Collaborating with Spectrum Health Innovations – Part 2
In this blog series, students in the Photography program and student writers from the Writing Center explore the ongoing collaboration between Spectrum Health Innovations and students in the Interior Design and Industrial Design Programs.
Part Two – Preliminary Designs: A First Look
Written by Ashley Newton, Interior Design student
Photography by Ian Pokriefka, Photography student
Last semester, recent Kendall College of Art and Design of Ferris State University (KCAD) graduates Amanda Loehle (’15, Interior Design) and Justin Beitzel (’15, Industrial Design) and current Industrial Design student Xiaoyang Guo began a project collaborating with Spectrum Health Innovations (SHI). Part One of this series introduces their first steps in developing solutions to mobility concerns in the Epilepsy Monitoring Unit (EMU) through meeting with Spectrum Health doctors, nurses, and other healthcare professionals. Read Part One here.
Loehle, Beitzel, Guo, and Associate Professors Lee Davis (Interior Design) and Jon Moroney (Industrial Design) concluded the initial brainstorming session with a plan to immediately consider the information collected and begin to design both space solutions for the EMU and the strategy for their next brainstorming session.
Insights gained at that first session encouraged the development various ideas, which the students then presented at KCAD in December, with contributing parties from Spectrum Health, numerous SHI staff members, and KCAD staff and faculty in attendance.
KCAD students, faculty, staff and Spectrum Health employees came together at KCAD, where the students presented their ideas (credit: Ian Pokriefka)
While the students’ ideas have real potential to influence the design of spaces and equipment in the EMU in the future, the abstract element thus far was particularly exciting for Beitzel. "One of the best parts of this project was that we were able to keep our designs fairly conceptual,” he says. “ It was more about creating a vision for the future experience. I realized how much I enjoy that portion of the design process."
But as far as SHI staff and Spectrum Health doctors are concerned, practical, viable solutions to the mobility issue in the EMU could very well come from this collaboration. At this concept review students were faced with the complicated task of focusing in on patient safety and their home-centered care in the EMU setting. The challenge is to achieve balance between an atmosphere of hospital and home, and to reduce patients' stress while maximizing their comfort.
SHI Clinical Innovations Specialist Kris Emery remarked that, in this way, the rooms need to emphasize the “human as the center of focus,” rather than the strict roles of patients and healthcare practitioners.

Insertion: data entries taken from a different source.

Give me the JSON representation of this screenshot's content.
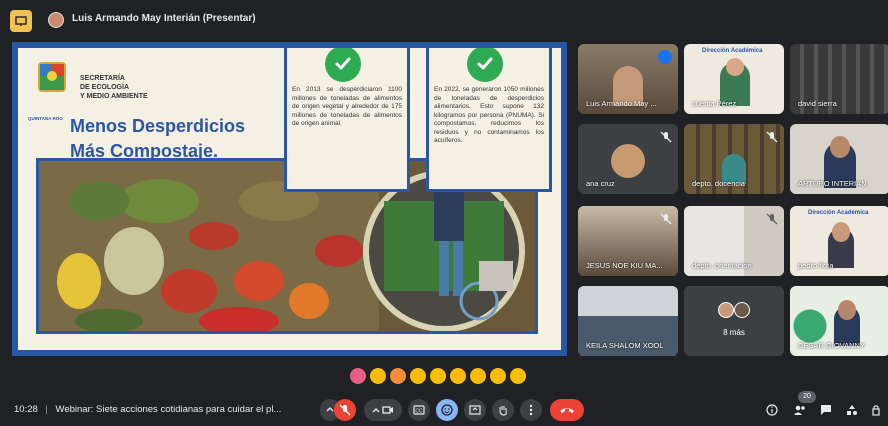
{
  "header": {
    "presenter_title": "Luis Armando May Interián (Presentar)"
  },
  "slide": {
    "secretaria": "SECRETARÍA",
    "ecologia": "DE ECOLOGÍA",
    "medio_ambiente": "Y MEDIO AMBIENTE",
    "logo_caption": "QUINTANA ROO",
    "headline_line1": "Menos Desperdicios",
    "headline_line2": "Más Compostaje.",
    "card1_text": "En 2013 se desperdiciaron 1100 millones de toneladas de alimentos de origen vegetal y alrededor de 175 millones de toneladas de alimentos de origen animal.",
    "card2_text": "En 2022, se generaron 1050 millones de toneladas de desperdicios alimentarios. Esto supone 132 kilogramos por persona (PNUMA). Si compostamos, reducimos los residuos y no contaminamos los acuíferos."
  },
  "participants": [
    {
      "name": "Luis Armando May ..."
    },
    {
      "name": "cuenta Pérez"
    },
    {
      "name": "david sierra"
    },
    {
      "name": "ana cruz"
    },
    {
      "name": "depto. docencia"
    },
    {
      "name": "ARTURO INTERIAN"
    },
    {
      "name": "JESUS NOE KIU MA..."
    },
    {
      "name": "depto. orientacion"
    },
    {
      "name": "pedro flota"
    },
    {
      "name": "KEILA SHALOM XOOL"
    },
    {
      "name": "8 más"
    },
    {
      "name": "CESAR GIOVANNY"
    }
  ],
  "tile_labels": {
    "direccion1": "Dirección Académica",
    "direccion2": "Dirección Académica"
  },
  "bottom": {
    "time": "10:28",
    "separator": "|",
    "meeting_title": "Webinar: Siete acciones cotidianas para cuidar el pl...",
    "participant_count": "20"
  },
  "colors": {
    "slide_blue": "#2a56a6",
    "check_green": "#2eaa52",
    "hangup_red": "#ea4335",
    "mic_off_red": "#ea4335"
  }
}
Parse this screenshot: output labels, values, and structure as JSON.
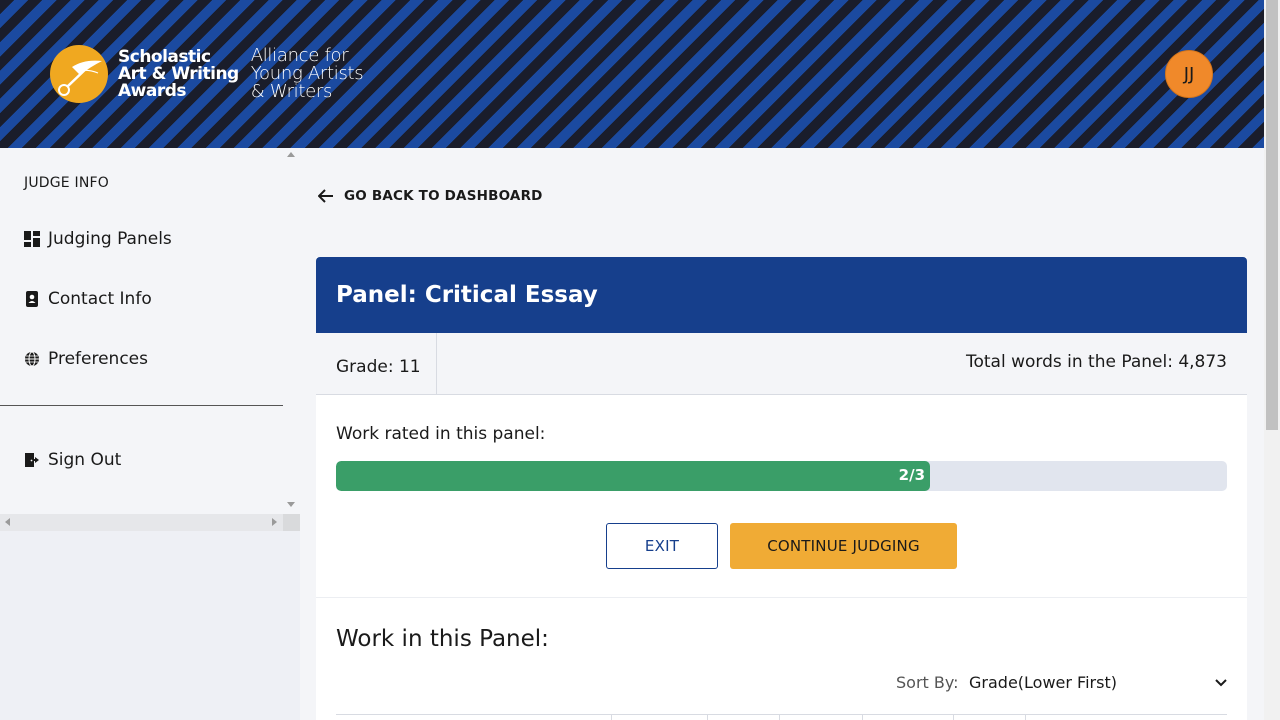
{
  "header": {
    "logo_line1": "Scholastic",
    "logo_line2": "Art & Writing",
    "logo_line3": "Awards",
    "alliance_line1": "Alliance for",
    "alliance_line2": "Young Artists",
    "alliance_line3": "& Writers",
    "avatar_initials": "JJ"
  },
  "sidebar": {
    "heading": "JUDGE INFO",
    "items": [
      {
        "label": "Judging Panels",
        "icon": "dashboard-icon"
      },
      {
        "label": "Contact Info",
        "icon": "contact-card-icon"
      },
      {
        "label": "Preferences",
        "icon": "globe-icon"
      }
    ],
    "sign_out": {
      "label": "Sign Out",
      "icon": "sign-out-icon"
    }
  },
  "main": {
    "back_label": "GO BACK TO DASHBOARD",
    "panel_title": "Panel: Critical Essay",
    "grade": "Grade: 11",
    "total_words": "Total words in the Panel: 4,873",
    "rated_label": "Work rated in this panel:",
    "progress": {
      "text": "2/3",
      "fraction": 0.6667
    },
    "exit_label": "EXIT",
    "continue_label": "CONTINUE JUDGING",
    "work_title": "Work in this Panel:",
    "sort_label": "Sort By:",
    "sort_value": "Grade(Lower First)"
  },
  "colors": {
    "header_blue": "#1b4aa0",
    "header_dark": "#1a1d2b",
    "panel_blue": "#163f8c",
    "progress_green": "#3a9e68",
    "accent_orange": "#f0ab35",
    "avatar_orange": "#f0892a"
  }
}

Accommodating the needs of both EMU patients and hospital clinicians is, however, a crucial part of the design program. To this end, much focus has been paid to the design of an EMU-specific bed where, statistically, patients most often seize, as it is where they spend the most time. Ideally, such a bed would have 360-degree staff access at work surface height, feature patient-operated adjustability and control, be able to become seated, as well as provide stability and, in the case of confusion or aggression, restraining devices. However, based on the design of the rest of the room, the students can encourage new ideas concerning the functionality of the space. If patients are to occupy their time elsewhere within an EMU, the operability of a current hospital bed is no longer necessary.
(right to left) recent graduate Justin Beitzel, student Xiaoyang Guo, and recent graduate Amanda Loehle (credit: Ian Pokriefka)
Providing this opportunity for mobility through the implementation of padded floors, curved corners and edges, and soft lounge and guest seating were among the students’ general suggestions. However, they needed more insight into whether or not mobile carts or ceiling-mounted technology used to house hospital equipment would better serve the various users’ needs. The challenge of designing this space given how much its use may change, particularly in regard to the open-endedness of the bed, provided the students an opportunity for total innovation. While a liberating prospect, this can also be intimidating.
The students also sought comments on overarching details such as finish materials and color palettes. Feedback on the color palette indicated a preference for healing, calming, and nature-inspired greens and neutrals over a more modern concept incorporating bold colors and patterns, which were suggested to stimulate brain activity.
This January marked the start of a semester-long project with Davis to explore further options with regards to the interior design aspects of this project.
Everyone is excited to see what this semester holds and we hope to give you a sneak peak of the potential future room soon – stay tuned!
For more information on the Interior Design and Industrial Design programs offered at KCAD, visit kcad.edu/programs.